**What is required:** Scan the material below for lines with the word "icon" and report how many there are, with nothing added.

---*---

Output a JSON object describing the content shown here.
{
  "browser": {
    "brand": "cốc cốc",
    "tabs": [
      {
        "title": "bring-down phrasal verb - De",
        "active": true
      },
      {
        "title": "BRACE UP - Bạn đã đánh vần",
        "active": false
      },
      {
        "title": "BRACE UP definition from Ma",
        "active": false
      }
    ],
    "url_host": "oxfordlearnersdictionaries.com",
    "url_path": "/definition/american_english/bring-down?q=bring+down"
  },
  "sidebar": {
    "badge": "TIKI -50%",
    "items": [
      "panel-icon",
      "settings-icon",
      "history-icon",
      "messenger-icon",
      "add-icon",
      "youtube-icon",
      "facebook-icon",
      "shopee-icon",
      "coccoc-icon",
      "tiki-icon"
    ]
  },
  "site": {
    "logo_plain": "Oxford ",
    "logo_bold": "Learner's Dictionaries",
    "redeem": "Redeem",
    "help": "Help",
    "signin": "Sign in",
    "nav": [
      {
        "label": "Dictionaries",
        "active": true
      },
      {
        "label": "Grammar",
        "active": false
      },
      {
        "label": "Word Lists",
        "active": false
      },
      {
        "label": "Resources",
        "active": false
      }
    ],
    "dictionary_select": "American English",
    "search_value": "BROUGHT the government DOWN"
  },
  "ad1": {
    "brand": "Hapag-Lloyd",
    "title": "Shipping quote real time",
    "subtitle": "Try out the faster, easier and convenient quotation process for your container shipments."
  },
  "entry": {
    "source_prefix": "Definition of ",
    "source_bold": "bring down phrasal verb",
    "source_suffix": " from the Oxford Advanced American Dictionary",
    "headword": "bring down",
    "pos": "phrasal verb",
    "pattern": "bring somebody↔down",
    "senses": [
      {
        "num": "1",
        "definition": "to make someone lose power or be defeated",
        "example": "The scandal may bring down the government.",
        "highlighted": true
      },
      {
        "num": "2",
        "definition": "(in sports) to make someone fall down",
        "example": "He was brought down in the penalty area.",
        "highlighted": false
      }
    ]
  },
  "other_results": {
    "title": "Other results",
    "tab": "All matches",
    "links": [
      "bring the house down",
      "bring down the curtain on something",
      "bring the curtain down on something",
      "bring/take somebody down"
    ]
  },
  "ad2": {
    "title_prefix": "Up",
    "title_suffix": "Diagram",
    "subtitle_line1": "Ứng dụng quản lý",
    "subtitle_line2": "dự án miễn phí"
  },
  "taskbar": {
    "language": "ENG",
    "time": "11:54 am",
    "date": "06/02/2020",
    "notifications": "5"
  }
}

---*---

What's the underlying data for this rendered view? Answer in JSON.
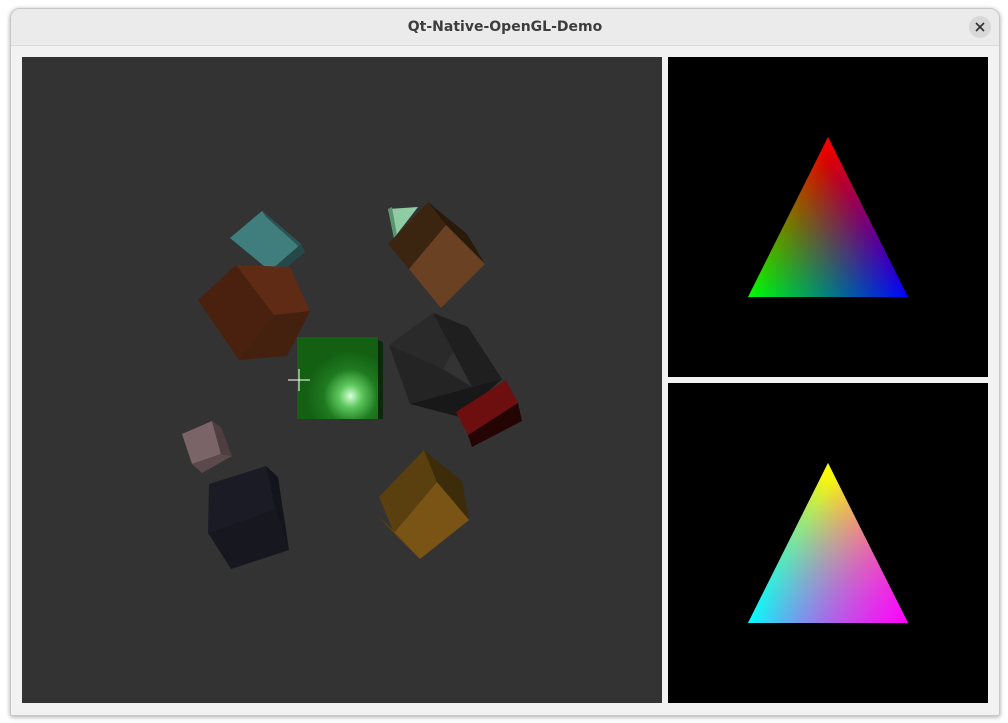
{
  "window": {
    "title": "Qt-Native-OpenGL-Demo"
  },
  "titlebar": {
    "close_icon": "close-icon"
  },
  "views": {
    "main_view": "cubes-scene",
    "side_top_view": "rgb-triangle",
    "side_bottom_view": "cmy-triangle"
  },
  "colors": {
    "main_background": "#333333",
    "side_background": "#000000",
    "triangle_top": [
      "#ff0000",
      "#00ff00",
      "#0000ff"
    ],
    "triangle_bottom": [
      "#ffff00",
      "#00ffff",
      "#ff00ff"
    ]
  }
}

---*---

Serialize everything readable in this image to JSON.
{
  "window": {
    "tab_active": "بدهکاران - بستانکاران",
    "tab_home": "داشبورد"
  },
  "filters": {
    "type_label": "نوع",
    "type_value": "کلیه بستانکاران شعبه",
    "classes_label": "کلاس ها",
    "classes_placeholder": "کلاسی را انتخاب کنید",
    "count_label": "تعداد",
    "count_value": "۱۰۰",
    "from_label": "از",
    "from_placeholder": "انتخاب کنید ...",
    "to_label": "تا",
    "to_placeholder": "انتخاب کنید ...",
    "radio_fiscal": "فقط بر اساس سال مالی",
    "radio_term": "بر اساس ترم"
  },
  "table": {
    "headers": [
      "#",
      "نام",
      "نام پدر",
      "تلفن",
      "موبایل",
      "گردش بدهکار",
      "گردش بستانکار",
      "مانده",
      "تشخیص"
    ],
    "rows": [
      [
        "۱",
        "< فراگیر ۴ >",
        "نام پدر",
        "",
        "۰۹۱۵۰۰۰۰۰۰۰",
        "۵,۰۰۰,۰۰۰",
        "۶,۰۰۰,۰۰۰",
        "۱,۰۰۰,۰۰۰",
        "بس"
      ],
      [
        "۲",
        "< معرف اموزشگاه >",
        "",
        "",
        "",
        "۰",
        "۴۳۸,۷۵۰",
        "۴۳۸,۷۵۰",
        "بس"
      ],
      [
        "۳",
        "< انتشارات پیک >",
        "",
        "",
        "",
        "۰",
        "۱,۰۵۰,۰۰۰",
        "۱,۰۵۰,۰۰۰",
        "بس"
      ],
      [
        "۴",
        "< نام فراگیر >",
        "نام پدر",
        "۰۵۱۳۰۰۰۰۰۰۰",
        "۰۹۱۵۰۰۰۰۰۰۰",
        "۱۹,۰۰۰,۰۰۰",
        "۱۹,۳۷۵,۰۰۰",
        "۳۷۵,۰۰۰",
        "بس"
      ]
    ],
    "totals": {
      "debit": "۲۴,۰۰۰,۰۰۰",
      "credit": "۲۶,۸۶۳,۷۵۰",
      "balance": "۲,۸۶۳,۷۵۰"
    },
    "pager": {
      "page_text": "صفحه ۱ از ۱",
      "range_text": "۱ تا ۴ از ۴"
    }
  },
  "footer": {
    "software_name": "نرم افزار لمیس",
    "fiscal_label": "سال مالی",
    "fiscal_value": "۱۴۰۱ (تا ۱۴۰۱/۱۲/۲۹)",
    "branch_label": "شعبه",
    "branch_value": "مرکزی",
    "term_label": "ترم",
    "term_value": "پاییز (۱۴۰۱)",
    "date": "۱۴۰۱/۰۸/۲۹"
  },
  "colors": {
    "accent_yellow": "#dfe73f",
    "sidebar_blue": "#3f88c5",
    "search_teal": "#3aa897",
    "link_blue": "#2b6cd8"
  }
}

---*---

**Task result:** 11